Who is then left to take part in the “second” resurrection?

Everyone else, and everyone else will be judged based on their works as John makes abundantly clear by emphasizing it TWICE within two verses.

. . . And the amount of faith or trust you had at conversion, or have now, will not be the matter adjudicated. Everywhere in the New Testament where the judgment is discussed, works are the criteria for judgment.

Consider the words of Jesus:

“Marvel not at this: for the hour is coming, in the which all that are in the graves shall hear his voice, And shall come forth; they that have done good, unto the resurrection of life; and they that have done evil, unto the resurrection of damnation” (John 5:28-29).

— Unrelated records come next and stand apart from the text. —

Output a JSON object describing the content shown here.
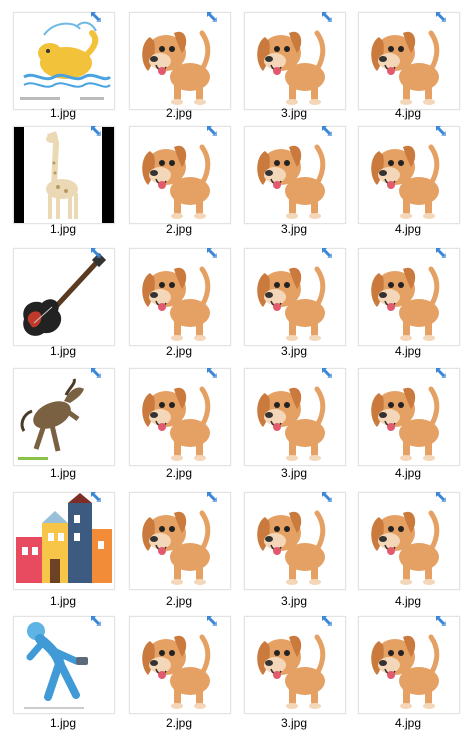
{
  "window": {
    "view": "large-icons"
  },
  "files": [
    {
      "row": 0,
      "col": 0,
      "name": "1.jpg",
      "icon": "elephant-bath-icon"
    },
    {
      "row": 0,
      "col": 1,
      "name": "2.jpg",
      "icon": "cartoon-dog-icon"
    },
    {
      "row": 0,
      "col": 2,
      "name": "3.jpg",
      "icon": "cartoon-dog-icon"
    },
    {
      "row": 0,
      "col": 3,
      "name": "4.jpg",
      "icon": "cartoon-dog-icon"
    },
    {
      "row": 1,
      "col": 0,
      "name": "1.jpg",
      "icon": "giraffe-icon"
    },
    {
      "row": 1,
      "col": 1,
      "name": "2.jpg",
      "icon": "cartoon-dog-icon"
    },
    {
      "row": 1,
      "col": 2,
      "name": "3.jpg",
      "icon": "cartoon-dog-icon"
    },
    {
      "row": 1,
      "col": 3,
      "name": "4.jpg",
      "icon": "cartoon-dog-icon"
    },
    {
      "row": 2,
      "col": 0,
      "name": "1.jpg",
      "icon": "electric-guitar-icon"
    },
    {
      "row": 2,
      "col": 1,
      "name": "2.jpg",
      "icon": "cartoon-dog-icon"
    },
    {
      "row": 2,
      "col": 2,
      "name": "3.jpg",
      "icon": "cartoon-dog-icon"
    },
    {
      "row": 2,
      "col": 3,
      "name": "4.jpg",
      "icon": "cartoon-dog-icon"
    },
    {
      "row": 3,
      "col": 0,
      "name": "1.jpg",
      "icon": "rearing-horse-icon"
    },
    {
      "row": 3,
      "col": 1,
      "name": "2.jpg",
      "icon": "cartoon-dog-icon"
    },
    {
      "row": 3,
      "col": 2,
      "name": "3.jpg",
      "icon": "cartoon-dog-icon"
    },
    {
      "row": 3,
      "col": 3,
      "name": "4.jpg",
      "icon": "cartoon-dog-icon"
    },
    {
      "row": 4,
      "col": 0,
      "name": "1.jpg",
      "icon": "colorful-houses-icon"
    },
    {
      "row": 4,
      "col": 1,
      "name": "2.jpg",
      "icon": "cartoon-dog-icon"
    },
    {
      "row": 4,
      "col": 2,
      "name": "3.jpg",
      "icon": "cartoon-dog-icon"
    },
    {
      "row": 4,
      "col": 3,
      "name": "4.jpg",
      "icon": "cartoon-dog-icon"
    },
    {
      "row": 5,
      "col": 0,
      "name": "1.jpg",
      "icon": "blue-figure-icon"
    },
    {
      "row": 5,
      "col": 1,
      "name": "2.jpg",
      "icon": "cartoon-dog-icon"
    },
    {
      "row": 5,
      "col": 2,
      "name": "3.jpg",
      "icon": "cartoon-dog-icon"
    },
    {
      "row": 5,
      "col": 3,
      "name": "4.jpg",
      "icon": "cartoon-dog-icon"
    }
  ],
  "colors": {
    "shortcut_arrow": "#3a86d8",
    "dog_fur": "#e5a063",
    "dog_ear": "#c97a3c",
    "label_text": "#000000"
  }
}
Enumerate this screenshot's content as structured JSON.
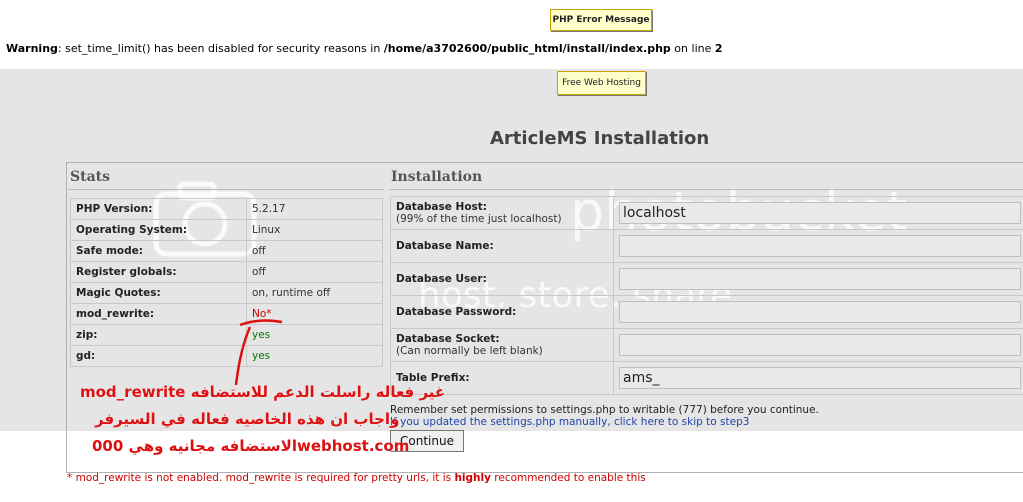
{
  "top_badge": "PHP Error Message",
  "warning": {
    "label": "Warning",
    "pre": ": set_time_limit() has been disabled for security reasons in ",
    "path": "/home/a3702600/public_html/install/index.php",
    "mid": " on line ",
    "line": "2"
  },
  "host_badge": "Free Web Hosting",
  "title": "ArticleMS Installation",
  "stats": {
    "heading": "Stats",
    "rows": [
      {
        "key": "PHP Version:",
        "value": "5.2.17"
      },
      {
        "key": "Operating System:",
        "value": "Linux"
      },
      {
        "key": "Safe mode:",
        "value": "off"
      },
      {
        "key": "Register globals:",
        "value": "off"
      },
      {
        "key": "Magic Quotes:",
        "value": "on, runtime off"
      },
      {
        "key": "mod_rewrite:",
        "value": "No*"
      },
      {
        "key": "zip:",
        "value": "yes"
      },
      {
        "key": "gd:",
        "value": "yes"
      }
    ]
  },
  "installation": {
    "heading": "Installation",
    "fields": [
      {
        "label": "Database Host:",
        "hint": "(99% of the time just localhost)",
        "value": "localhost"
      },
      {
        "label": "Database Name:",
        "hint": "",
        "value": ""
      },
      {
        "label": "Database User:",
        "hint": "",
        "value": ""
      },
      {
        "label": "Database Password:",
        "hint": "",
        "value": ""
      },
      {
        "label": "Database Socket:",
        "hint": "(Can normally be left blank)",
        "value": ""
      },
      {
        "label": "Table Prefix:",
        "hint": "",
        "value": "ams_"
      }
    ],
    "notice": "Remember set permissions to settings.php to writable (777) before you continue.",
    "skip_link": "If you updated the settings.php manually, click here to skip to step3",
    "continue_label": "Continue"
  },
  "footnote": {
    "pre": "* mod_rewrite is not enabled. mod_rewrite is required for pretty urls, it is ",
    "strong": "highly",
    "post": " recommended to enable this"
  },
  "annotation": {
    "line1": "mod_rewrite غير فعاله راسلت الدعم للاستضافه",
    "line2": "واجاب ان هذه الخاصيه فعاله في السيرفر",
    "line3": "الاستضافه مجانيه وهي 000webhost.com"
  },
  "watermark": {
    "line1": "photobucket",
    "line2": "host. store. share."
  },
  "colors": {
    "gray_background": "#e5e5e5",
    "badge_background": "#ffffcc",
    "status_no": "#cc0000",
    "status_yes": "#007700",
    "annotation": "#dd1111"
  }
}
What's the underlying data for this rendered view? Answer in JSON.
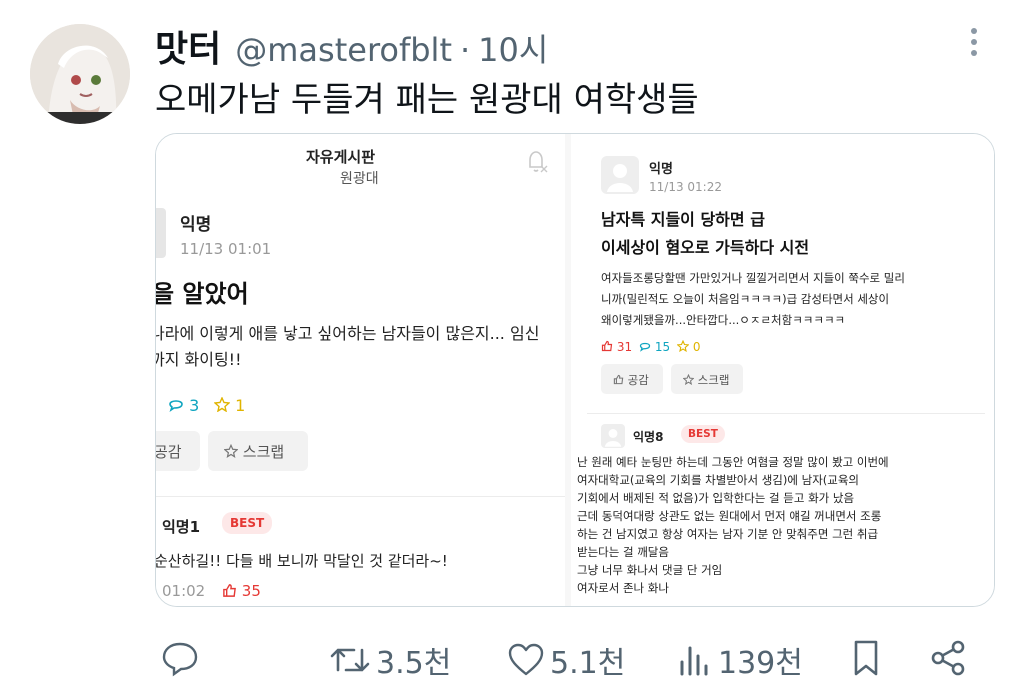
{
  "tweet": {
    "author_name": "맛터",
    "handle": "@masterofblt",
    "separator": "·",
    "time": "10시",
    "text": "오메가남 두들겨 패는 원광대 여학생들"
  },
  "left_screenshot": {
    "board_title": "자유게시판",
    "board_subtitle": "원광대",
    "post": {
      "user": "익명",
      "date": "11/13 01:01",
      "title": "을 알았어",
      "body_line1": "나라에 이렇게 애를 낳고 싶어하는 남자들이 많은지... 임신",
      "body_line2": "까지 화이팅!!",
      "comments": "3",
      "scraps": "1",
      "like_button": "공감",
      "scrap_button": "스크랩"
    },
    "comment": {
      "user": "익명1",
      "badge": "BEST",
      "body": "순산하길!! 다들 배 보니까 막달인 것 같더라~!",
      "date": "01:02",
      "likes": "35"
    }
  },
  "right_screenshot": {
    "post": {
      "user": "익명",
      "date": "11/13 01:22",
      "title_line1": "남자특 지들이 당하면 급",
      "title_line2": "이세상이 혐오로 가득하다 시전",
      "body": [
        "여자들조롱당할땐 가만있거나 낄낄거리면서 지들이 쭉수로 밀리",
        "니까(밀린적도 오늘이 처음임ㅋㅋㅋㅋ)급 감성타면서 세상이",
        "왜이렇게됐을까...안타깝다...ㅇㅈㄹ처함ㅋㅋㅋㅋㅋ"
      ],
      "likes": "31",
      "comments": "15",
      "scraps": "0",
      "like_button": "공감",
      "scrap_button": "스크랩"
    },
    "comment": {
      "user": "익명8",
      "badge": "BEST",
      "body": [
        "난 원래 예타 눈팅만 하는데 그동안 여혐글 정말 많이 봤고 이번에",
        "여자대학교(교육의 기회를 차별받아서 생김)에 남자(교육의",
        "기회에서 배제된 적 없음)가 입학한다는 걸 듣고 화가 났음",
        "근데 동덕여대랑 상관도 없는 원대에서 먼저 얘길 꺼내면서 조롱",
        "하는 건 남지였고 항상 여자는 남자 기분 안 맞춰주면 그런 취급",
        "받는다는 걸 깨달음",
        "그냥 너무 화나서 댓글 단 거임",
        "여자로서 존나 화나"
      ]
    }
  },
  "actions": {
    "retweets": "3.5천",
    "likes": "5.1천",
    "views": "139천"
  },
  "colors": {
    "handle_gray": "#536471",
    "best_red": "#e53935",
    "comment_teal": "#10a5c0",
    "scrap_yellow": "#e0b400"
  },
  "icons": [
    "more-icon",
    "bell-off-icon",
    "comment-icon",
    "star-icon",
    "heart-icon",
    "reply-icon",
    "retweet-icon",
    "views-icon",
    "bookmark-icon",
    "share-icon"
  ]
}
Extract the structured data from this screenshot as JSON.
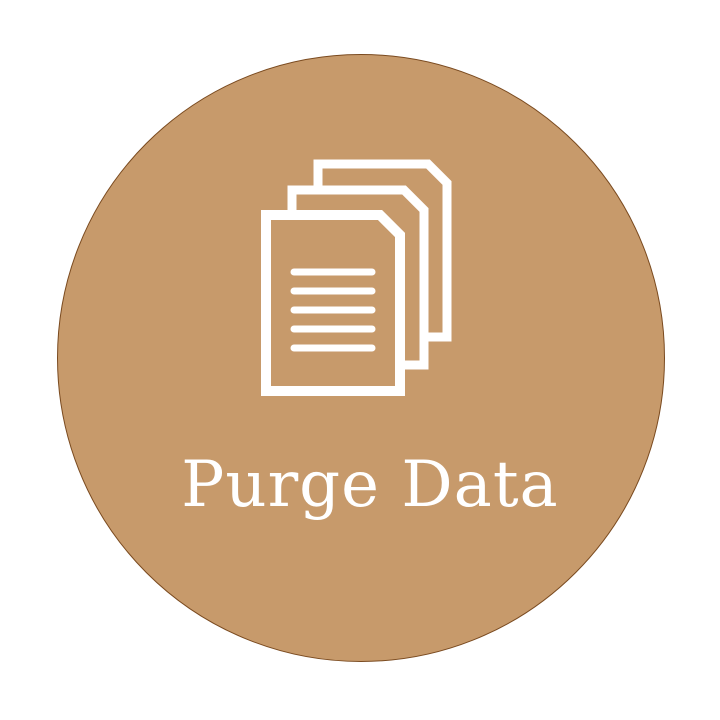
{
  "button": {
    "label": "Purge Data",
    "icon": "documents-stack-icon"
  },
  "colors": {
    "badge_fill": "#c79a6b",
    "badge_border": "#7a4a1f",
    "foreground": "#ffffff",
    "background": "#ffffff"
  }
}
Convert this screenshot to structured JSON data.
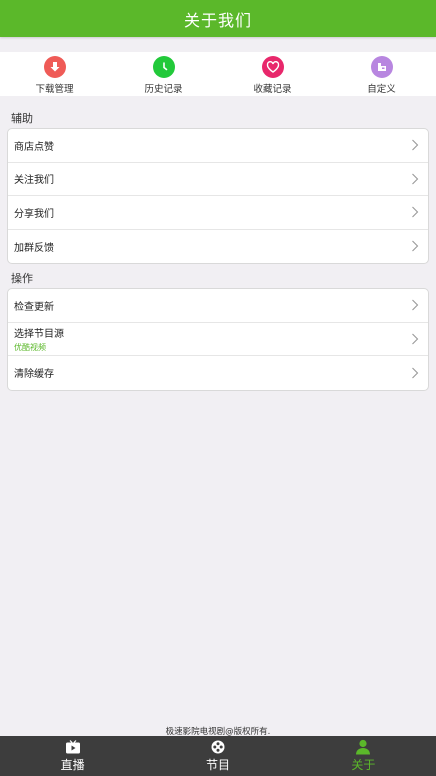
{
  "header": {
    "title": "关于我们"
  },
  "quick": [
    {
      "label": "下载管理",
      "icon": "download-icon",
      "color": "#ef5b57"
    },
    {
      "label": "历史记录",
      "icon": "clock-icon",
      "color": "#22c93a"
    },
    {
      "label": "收藏记录",
      "icon": "heart-icon",
      "color": "#e8276b"
    },
    {
      "label": "自定义",
      "icon": "custom-icon",
      "color": "#b886e0"
    }
  ],
  "sections": {
    "assist": {
      "title": "辅助",
      "items": [
        {
          "label": "商店点赞"
        },
        {
          "label": "关注我们"
        },
        {
          "label": "分享我们"
        },
        {
          "label": "加群反馈"
        }
      ]
    },
    "ops": {
      "title": "操作",
      "items": [
        {
          "label": "检查更新"
        },
        {
          "label": "选择节目源",
          "sub": "优酷视频"
        },
        {
          "label": "清除缓存"
        }
      ]
    }
  },
  "footer": {
    "copyright": "极速影院电视剧@版权所有."
  },
  "tabs": [
    {
      "label": "直播",
      "icon": "tv-icon"
    },
    {
      "label": "节目",
      "icon": "film-reel-icon"
    },
    {
      "label": "关于",
      "icon": "person-icon",
      "active": true
    }
  ],
  "colors": {
    "accent": "#5bb82a",
    "tabbar": "#3d3d3d"
  }
}
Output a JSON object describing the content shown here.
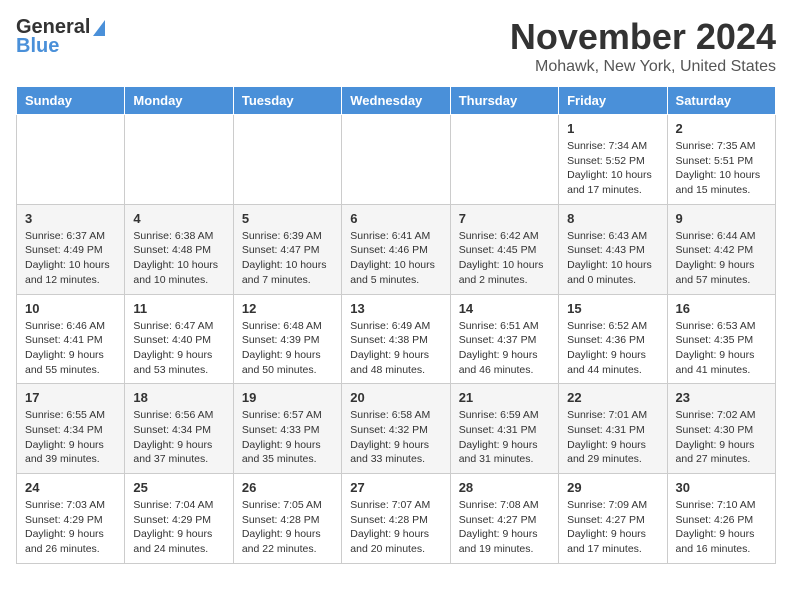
{
  "header": {
    "logo_line1": "General",
    "logo_line2": "Blue",
    "month": "November 2024",
    "location": "Mohawk, New York, United States"
  },
  "weekdays": [
    "Sunday",
    "Monday",
    "Tuesday",
    "Wednesday",
    "Thursday",
    "Friday",
    "Saturday"
  ],
  "weeks": [
    [
      {
        "day": "",
        "info": ""
      },
      {
        "day": "",
        "info": ""
      },
      {
        "day": "",
        "info": ""
      },
      {
        "day": "",
        "info": ""
      },
      {
        "day": "",
        "info": ""
      },
      {
        "day": "1",
        "info": "Sunrise: 7:34 AM\nSunset: 5:52 PM\nDaylight: 10 hours and 17 minutes."
      },
      {
        "day": "2",
        "info": "Sunrise: 7:35 AM\nSunset: 5:51 PM\nDaylight: 10 hours and 15 minutes."
      }
    ],
    [
      {
        "day": "3",
        "info": "Sunrise: 6:37 AM\nSunset: 4:49 PM\nDaylight: 10 hours and 12 minutes."
      },
      {
        "day": "4",
        "info": "Sunrise: 6:38 AM\nSunset: 4:48 PM\nDaylight: 10 hours and 10 minutes."
      },
      {
        "day": "5",
        "info": "Sunrise: 6:39 AM\nSunset: 4:47 PM\nDaylight: 10 hours and 7 minutes."
      },
      {
        "day": "6",
        "info": "Sunrise: 6:41 AM\nSunset: 4:46 PM\nDaylight: 10 hours and 5 minutes."
      },
      {
        "day": "7",
        "info": "Sunrise: 6:42 AM\nSunset: 4:45 PM\nDaylight: 10 hours and 2 minutes."
      },
      {
        "day": "8",
        "info": "Sunrise: 6:43 AM\nSunset: 4:43 PM\nDaylight: 10 hours and 0 minutes."
      },
      {
        "day": "9",
        "info": "Sunrise: 6:44 AM\nSunset: 4:42 PM\nDaylight: 9 hours and 57 minutes."
      }
    ],
    [
      {
        "day": "10",
        "info": "Sunrise: 6:46 AM\nSunset: 4:41 PM\nDaylight: 9 hours and 55 minutes."
      },
      {
        "day": "11",
        "info": "Sunrise: 6:47 AM\nSunset: 4:40 PM\nDaylight: 9 hours and 53 minutes."
      },
      {
        "day": "12",
        "info": "Sunrise: 6:48 AM\nSunset: 4:39 PM\nDaylight: 9 hours and 50 minutes."
      },
      {
        "day": "13",
        "info": "Sunrise: 6:49 AM\nSunset: 4:38 PM\nDaylight: 9 hours and 48 minutes."
      },
      {
        "day": "14",
        "info": "Sunrise: 6:51 AM\nSunset: 4:37 PM\nDaylight: 9 hours and 46 minutes."
      },
      {
        "day": "15",
        "info": "Sunrise: 6:52 AM\nSunset: 4:36 PM\nDaylight: 9 hours and 44 minutes."
      },
      {
        "day": "16",
        "info": "Sunrise: 6:53 AM\nSunset: 4:35 PM\nDaylight: 9 hours and 41 minutes."
      }
    ],
    [
      {
        "day": "17",
        "info": "Sunrise: 6:55 AM\nSunset: 4:34 PM\nDaylight: 9 hours and 39 minutes."
      },
      {
        "day": "18",
        "info": "Sunrise: 6:56 AM\nSunset: 4:34 PM\nDaylight: 9 hours and 37 minutes."
      },
      {
        "day": "19",
        "info": "Sunrise: 6:57 AM\nSunset: 4:33 PM\nDaylight: 9 hours and 35 minutes."
      },
      {
        "day": "20",
        "info": "Sunrise: 6:58 AM\nSunset: 4:32 PM\nDaylight: 9 hours and 33 minutes."
      },
      {
        "day": "21",
        "info": "Sunrise: 6:59 AM\nSunset: 4:31 PM\nDaylight: 9 hours and 31 minutes."
      },
      {
        "day": "22",
        "info": "Sunrise: 7:01 AM\nSunset: 4:31 PM\nDaylight: 9 hours and 29 minutes."
      },
      {
        "day": "23",
        "info": "Sunrise: 7:02 AM\nSunset: 4:30 PM\nDaylight: 9 hours and 27 minutes."
      }
    ],
    [
      {
        "day": "24",
        "info": "Sunrise: 7:03 AM\nSunset: 4:29 PM\nDaylight: 9 hours and 26 minutes."
      },
      {
        "day": "25",
        "info": "Sunrise: 7:04 AM\nSunset: 4:29 PM\nDaylight: 9 hours and 24 minutes."
      },
      {
        "day": "26",
        "info": "Sunrise: 7:05 AM\nSunset: 4:28 PM\nDaylight: 9 hours and 22 minutes."
      },
      {
        "day": "27",
        "info": "Sunrise: 7:07 AM\nSunset: 4:28 PM\nDaylight: 9 hours and 20 minutes."
      },
      {
        "day": "28",
        "info": "Sunrise: 7:08 AM\nSunset: 4:27 PM\nDaylight: 9 hours and 19 minutes."
      },
      {
        "day": "29",
        "info": "Sunrise: 7:09 AM\nSunset: 4:27 PM\nDaylight: 9 hours and 17 minutes."
      },
      {
        "day": "30",
        "info": "Sunrise: 7:10 AM\nSunset: 4:26 PM\nDaylight: 9 hours and 16 minutes."
      }
    ]
  ]
}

The author of the Commentary we just read, Leon Morris, goes on to say, “John proceeds to inform us that the dead were judged according to what was written, according to their works. It is common New Testament teaching that judgment is on the basis of works.”

Where does Stanley come up with his stuff? I’ll tell you. He gets it from unfounded, novel, Americanized, Fundamentalist tradition which never existed before the last few hundred years. The whole Rapture idea came from a “prophetic word” during an ecstatic trance from a woman in Scotland in the mid 1800’s. It was picked up by J. N. D. Darby and the Plymouth Brethren, and popularized in America through the Scofield Reference Bible.

Why did the Holy Spirit hide this truth from the apostles and all believers for 1900 years? The sorry thing is, it is a false doctrine and is going to be deadly for a lot of people, especially those who have been warned and will have no excuse.”